------ Material supplied

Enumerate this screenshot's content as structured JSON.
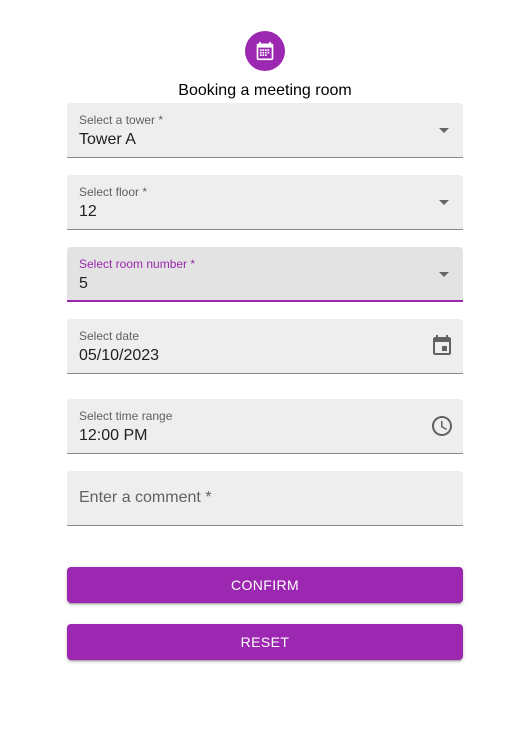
{
  "header": {
    "icon": "calendar-icon",
    "title": "Booking a meeting room"
  },
  "form": {
    "tower": {
      "label": "Select a tower *",
      "value": "Tower A"
    },
    "floor": {
      "label": "Select floor *",
      "value": "12"
    },
    "room": {
      "label": "Select room number *",
      "value": "5"
    },
    "date": {
      "label": "Select date",
      "value": "05/10/2023",
      "icon": "calendar-icon"
    },
    "time": {
      "label": "Select time range",
      "value": "12:00 PM",
      "icon": "clock-icon"
    },
    "comment": {
      "placeholder": "Enter a comment *",
      "value": ""
    }
  },
  "actions": {
    "confirm_label": "CONFIRM",
    "reset_label": "RESET"
  },
  "colors": {
    "primary": "#9c27b0",
    "field_bg": "#eeeeee",
    "field_bg_focused": "#e3e3e3"
  }
}
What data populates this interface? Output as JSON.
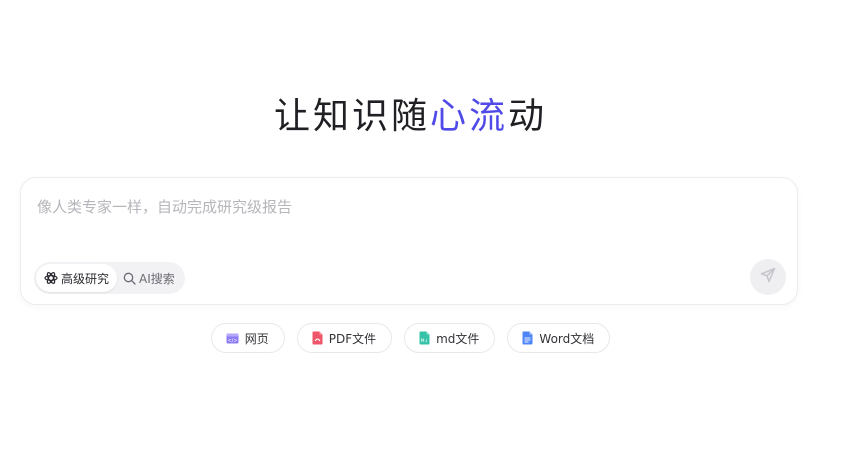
{
  "headline": {
    "part1": "让知识随",
    "accent": "心流",
    "part2": "动",
    "accent_color": "#4f4ae8"
  },
  "search": {
    "placeholder": "像人类专家一样，自动完成研究级报告",
    "value": ""
  },
  "modes": [
    {
      "label": "高级研究",
      "icon": "atom-icon",
      "active": true
    },
    {
      "label": "AI搜索",
      "icon": "search-icon",
      "active": false
    }
  ],
  "send_button": {
    "icon": "send-icon"
  },
  "chips": [
    {
      "label": "网页",
      "icon": "webpage-icon",
      "color": "#8b7cf6"
    },
    {
      "label": "PDF文件",
      "icon": "pdf-file-icon",
      "color": "#f0566a"
    },
    {
      "label": "md文件",
      "icon": "md-file-icon",
      "color": "#34c3a8"
    },
    {
      "label": "Word文档",
      "icon": "word-file-icon",
      "color": "#4f86f7"
    }
  ]
}
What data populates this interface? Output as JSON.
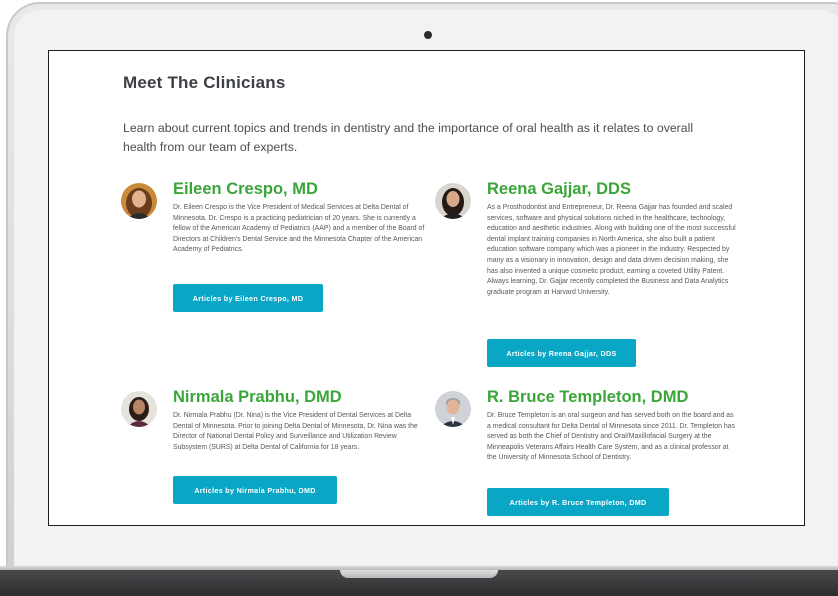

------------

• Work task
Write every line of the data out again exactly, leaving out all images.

• Result
Enumerate this screenshot's content as structured JSON.
{
  "header": {
    "icon": "calendar-icon",
    "title": "Booking a meeting room"
  },
  "form": {
    "tower": {
      "label": "Select a tower *",
      "value": "Tower A"
    },
    "floor": {
      "label": "Select floor *",
      "value": "12"
    },
    "room": {
      "label": "Select room number *",
      "value": "5"
    },
    "date": {
      "label": "Select date",
      "value": "05/10/2023",
      "icon": "calendar-icon"
    },
    "time": {
      "label": "Select time range",
      "value": "12:00 PM",
      "icon": "clock-icon"
    },
    "comment": {
      "placeholder": "Enter a comment *",
      "value": ""
    }
  },
  "actions": {
    "confirm_label": "CONFIRM",
    "reset_label": "RESET"
  },
  "colors": {
    "primary": "#9c27b0",
    "field_bg": "#eeeeee",
    "field_bg_focused": "#e3e3e3"
  }
}
What data populates this interface? Output as JSON.
{
  "headline": {
    "part1": "让知识随",
    "accent": "心流",
    "part2": "动",
    "accent_color": "#4f4ae8"
  },
  "search": {
    "placeholder": "像人类专家一样，自动完成研究级报告",
    "value": ""
  },
  "modes": [
    {
      "label": "高级研究",
      "icon": "atom-icon",
      "active": true
    },
    {
      "label": "AI搜索",
      "icon": "search-icon",
      "active": false
    }
  ],
  "send_button": {
    "icon": "send-icon"
  },
  "chips": [
    {
      "label": "网页",
      "icon": "webpage-icon",
      "color": "#8b7cf6"
    },
    {
      "label": "PDF文件",
      "icon": "pdf-file-icon",
      "color": "#f0566a"
    },
    {
      "label": "md文件",
      "icon": "md-file-icon",
      "color": "#34c3a8"
    },
    {
      "label": "Word文档",
      "icon": "word-file-icon",
      "color": "#4f86f7"
    }
  ]
}
What data populates this interface? Output as JSON.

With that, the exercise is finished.